Each entry is to be given again precisely, and no picture may be carried over.

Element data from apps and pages
----

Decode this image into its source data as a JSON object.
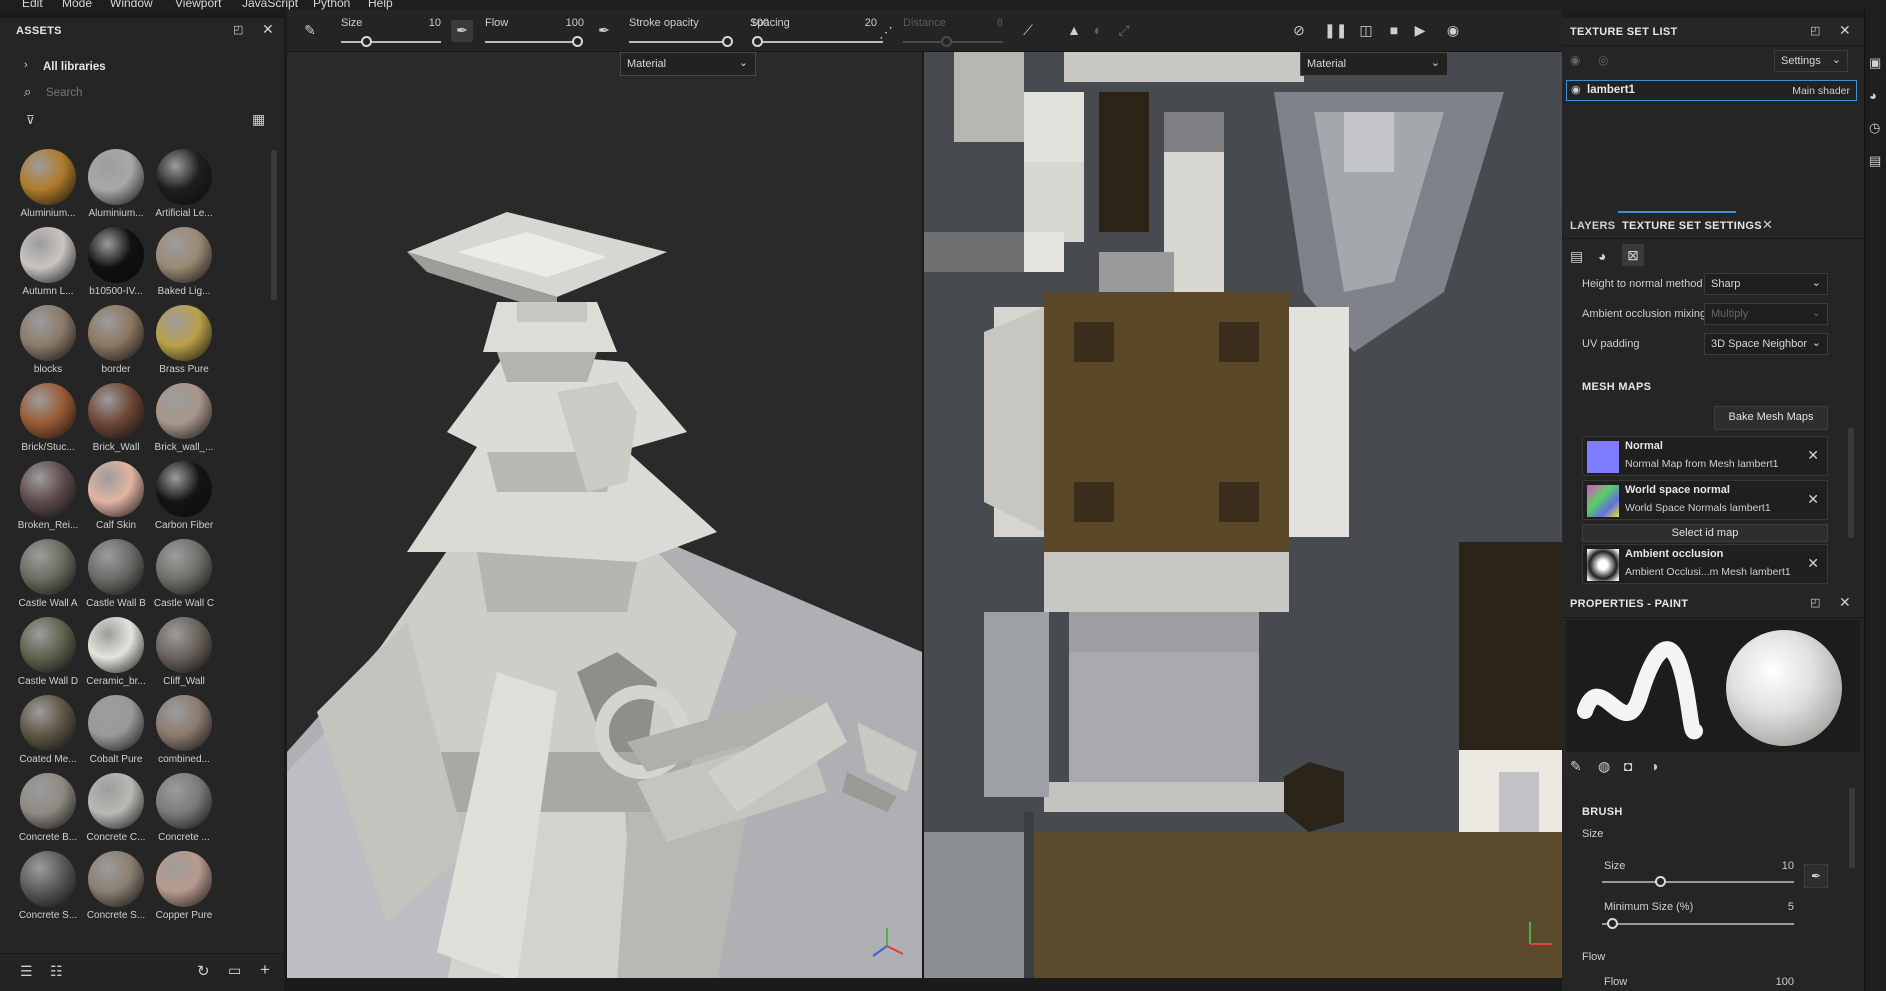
{
  "menubar": [
    "Edit",
    "Mode",
    "Window",
    "Viewport",
    "JavaScript",
    "Python",
    "Help"
  ],
  "toolbar": {
    "size_label": "Size",
    "size_value": "10",
    "size_fraction": 0.25,
    "flow_label": "Flow",
    "flow_value": "100",
    "flow_fraction": 1.0,
    "stroke_label": "Stroke opacity",
    "stroke_value": "100",
    "stroke_fraction": 1.0,
    "spacing_label": "Spacing",
    "spacing_value": "20",
    "spacing_fraction": 0.0,
    "distance_label": "Distance",
    "distance_value": "8"
  },
  "assets": {
    "title": "ASSETS",
    "all_libraries": "All libraries",
    "search_placeholder": "Search",
    "items": [
      {
        "label": "Aluminium...",
        "color": "#b07a2a"
      },
      {
        "label": "Aluminium...",
        "color": "#a8a8a8"
      },
      {
        "label": "Artificial Le...",
        "color": "#1e1e1e"
      },
      {
        "label": "Autumn L...",
        "color": "#c9c4c0"
      },
      {
        "label": "b10500-IV...",
        "color": "#101010"
      },
      {
        "label": "Baked Lig...",
        "color": "#9a8a74"
      },
      {
        "label": "blocks",
        "color": "#8a7a6a"
      },
      {
        "label": "border",
        "color": "#8c7660"
      },
      {
        "label": "Brass Pure",
        "color": "#b9a048"
      },
      {
        "label": "Brick/Stuc...",
        "color": "#9a5a34"
      },
      {
        "label": "Brick_Wall",
        "color": "#6e4636"
      },
      {
        "label": "Brick_wall_...",
        "color": "#a8968a"
      },
      {
        "label": "Broken_Rei...",
        "color": "#5e4c4c"
      },
      {
        "label": "Calf Skin",
        "color": "#e2b4a2"
      },
      {
        "label": "Carbon Fiber",
        "color": "#141414"
      },
      {
        "label": "Castle Wall A",
        "color": "#6a6c60"
      },
      {
        "label": "Castle Wall B",
        "color": "#6a6a66"
      },
      {
        "label": "Castle Wall C",
        "color": "#70706a"
      },
      {
        "label": "Castle Wall D",
        "color": "#5e624e"
      },
      {
        "label": "Ceramic_br...",
        "color": "#e4e4dc"
      },
      {
        "label": "Cliff_Wall",
        "color": "#6a625c"
      },
      {
        "label": "Coated Me...",
        "color": "#5e5644"
      },
      {
        "label": "Cobalt Pure",
        "color": "#9a9a9a"
      },
      {
        "label": "combined...",
        "color": "#8a7a6e"
      },
      {
        "label": "Concrete B...",
        "color": "#8e8a82"
      },
      {
        "label": "Concrete C...",
        "color": "#b8b8b4"
      },
      {
        "label": "Concrete ...",
        "color": "#7a7a78"
      },
      {
        "label": "Concrete S...",
        "color": "#5a5a5a"
      },
      {
        "label": "Concrete S...",
        "color": "#8a7e70"
      },
      {
        "label": "Copper Pure",
        "color": "#b89a8e"
      }
    ]
  },
  "viewport3d": {
    "dropdown": "Material"
  },
  "viewport2d": {
    "dropdown": "Material"
  },
  "texture_set_list": {
    "title": "TEXTURE SET LIST",
    "settings_label": "Settings",
    "item_name": "lambert1",
    "item_shader": "Main shader"
  },
  "texture_set_settings": {
    "tab_layers": "LAYERS",
    "tab_settings": "TEXTURE SET SETTINGS",
    "height_label": "Height to normal method",
    "height_value": "Sharp",
    "ao_label": "Ambient occlusion mixing",
    "ao_value": "Multiply",
    "uv_label": "UV padding",
    "uv_value": "3D Space Neighbor",
    "mesh_maps_title": "MESH MAPS",
    "bake_button": "Bake Mesh Maps",
    "maps": [
      {
        "title": "Normal",
        "subtitle": "Normal Map from Mesh lambert1"
      },
      {
        "title": "World space normal",
        "subtitle": "World Space Normals lambert1"
      },
      {
        "title": "Ambient occlusion",
        "subtitle": "Ambient Occlusi...m Mesh lambert1"
      }
    ],
    "select_id": "Select id map"
  },
  "properties": {
    "title": "PROPERTIES - PAINT",
    "brush_title": "BRUSH",
    "size_group": "Size",
    "size_label": "Size",
    "size_value": "10",
    "size_fraction": 0.3,
    "min_size_label": "Minimum Size (%)",
    "min_size_value": "5",
    "min_size_fraction": 0.05,
    "flow_group": "Flow",
    "flow_label": "Flow",
    "flow_value": "100"
  },
  "colors": {
    "accent": "#3d8fd6",
    "panel": "#252525",
    "viewport": "#2a2a2a"
  }
}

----

[Solution to the problem]:
Decode this image into its source data as a JSON object.
{
  "menubar": [
    "Edit",
    "Mode",
    "Window",
    "Viewport",
    "JavaScript",
    "Python",
    "Help"
  ],
  "toolbar": {
    "size_label": "Size",
    "size_value": "10",
    "size_fraction": 0.25,
    "flow_label": "Flow",
    "flow_value": "100",
    "flow_fraction": 1.0,
    "stroke_label": "Stroke opacity",
    "stroke_value": "100",
    "stroke_fraction": 1.0,
    "spacing_label": "Spacing",
    "spacing_value": "20",
    "spacing_fraction": 0.0,
    "distance_label": "Distance",
    "distance_value": "8"
  },
  "assets": {
    "title": "ASSETS",
    "all_libraries": "All libraries",
    "search_placeholder": "Search",
    "items": [
      {
        "label": "Aluminium...",
        "color": "#b07a2a"
      },
      {
        "label": "Aluminium...",
        "color": "#a8a8a8"
      },
      {
        "label": "Artificial Le...",
        "color": "#1e1e1e"
      },
      {
        "label": "Autumn L...",
        "color": "#c9c4c0"
      },
      {
        "label": "b10500-IV...",
        "color": "#101010"
      },
      {
        "label": "Baked Lig...",
        "color": "#9a8a74"
      },
      {
        "label": "blocks",
        "color": "#8a7a6a"
      },
      {
        "label": "border",
        "color": "#8c7660"
      },
      {
        "label": "Brass Pure",
        "color": "#b9a048"
      },
      {
        "label": "Brick/Stuc...",
        "color": "#9a5a34"
      },
      {
        "label": "Brick_Wall",
        "color": "#6e4636"
      },
      {
        "label": "Brick_wall_...",
        "color": "#a8968a"
      },
      {
        "label": "Broken_Rei...",
        "color": "#5e4c4c"
      },
      {
        "label": "Calf Skin",
        "color": "#e2b4a2"
      },
      {
        "label": "Carbon Fiber",
        "color": "#141414"
      },
      {
        "label": "Castle Wall A",
        "color": "#6a6c60"
      },
      {
        "label": "Castle Wall B",
        "color": "#6a6a66"
      },
      {
        "label": "Castle Wall C",
        "color": "#70706a"
      },
      {
        "label": "Castle Wall D",
        "color": "#5e624e"
      },
      {
        "label": "Ceramic_br...",
        "color": "#e4e4dc"
      },
      {
        "label": "Cliff_Wall",
        "color": "#6a625c"
      },
      {
        "label": "Coated Me...",
        "color": "#5e5644"
      },
      {
        "label": "Cobalt Pure",
        "color": "#9a9a9a"
      },
      {
        "label": "combined...",
        "color": "#8a7a6e"
      },
      {
        "label": "Concrete B...",
        "color": "#8e8a82"
      },
      {
        "label": "Concrete C...",
        "color": "#b8b8b4"
      },
      {
        "label": "Concrete ...",
        "color": "#7a7a78"
      },
      {
        "label": "Concrete S...",
        "color": "#5a5a5a"
      },
      {
        "label": "Concrete S...",
        "color": "#8a7e70"
      },
      {
        "label": "Copper Pure",
        "color": "#b89a8e"
      }
    ]
  },
  "viewport3d": {
    "dropdown": "Material"
  },
  "viewport2d": {
    "dropdown": "Material"
  },
  "texture_set_list": {
    "title": "TEXTURE SET LIST",
    "settings_label": "Settings",
    "item_name": "lambert1",
    "item_shader": "Main shader"
  },
  "texture_set_settings": {
    "tab_layers": "LAYERS",
    "tab_settings": "TEXTURE SET SETTINGS",
    "height_label": "Height to normal method",
    "height_value": "Sharp",
    "ao_label": "Ambient occlusion mixing",
    "ao_value": "Multiply",
    "uv_label": "UV padding",
    "uv_value": "3D Space Neighbor",
    "mesh_maps_title": "MESH MAPS",
    "bake_button": "Bake Mesh Maps",
    "maps": [
      {
        "title": "Normal",
        "subtitle": "Normal Map from Mesh lambert1"
      },
      {
        "title": "World space normal",
        "subtitle": "World Space Normals lambert1"
      },
      {
        "title": "Ambient occlusion",
        "subtitle": "Ambient Occlusi...m Mesh lambert1"
      }
    ],
    "select_id": "Select id map"
  },
  "properties": {
    "title": "PROPERTIES - PAINT",
    "brush_title": "BRUSH",
    "size_group": "Size",
    "size_label": "Size",
    "size_value": "10",
    "size_fraction": 0.3,
    "min_size_label": "Minimum Size (%)",
    "min_size_value": "5",
    "min_size_fraction": 0.05,
    "flow_group": "Flow",
    "flow_label": "Flow",
    "flow_value": "100"
  },
  "colors": {
    "accent": "#3d8fd6",
    "panel": "#252525",
    "viewport": "#2a2a2a"
  }
}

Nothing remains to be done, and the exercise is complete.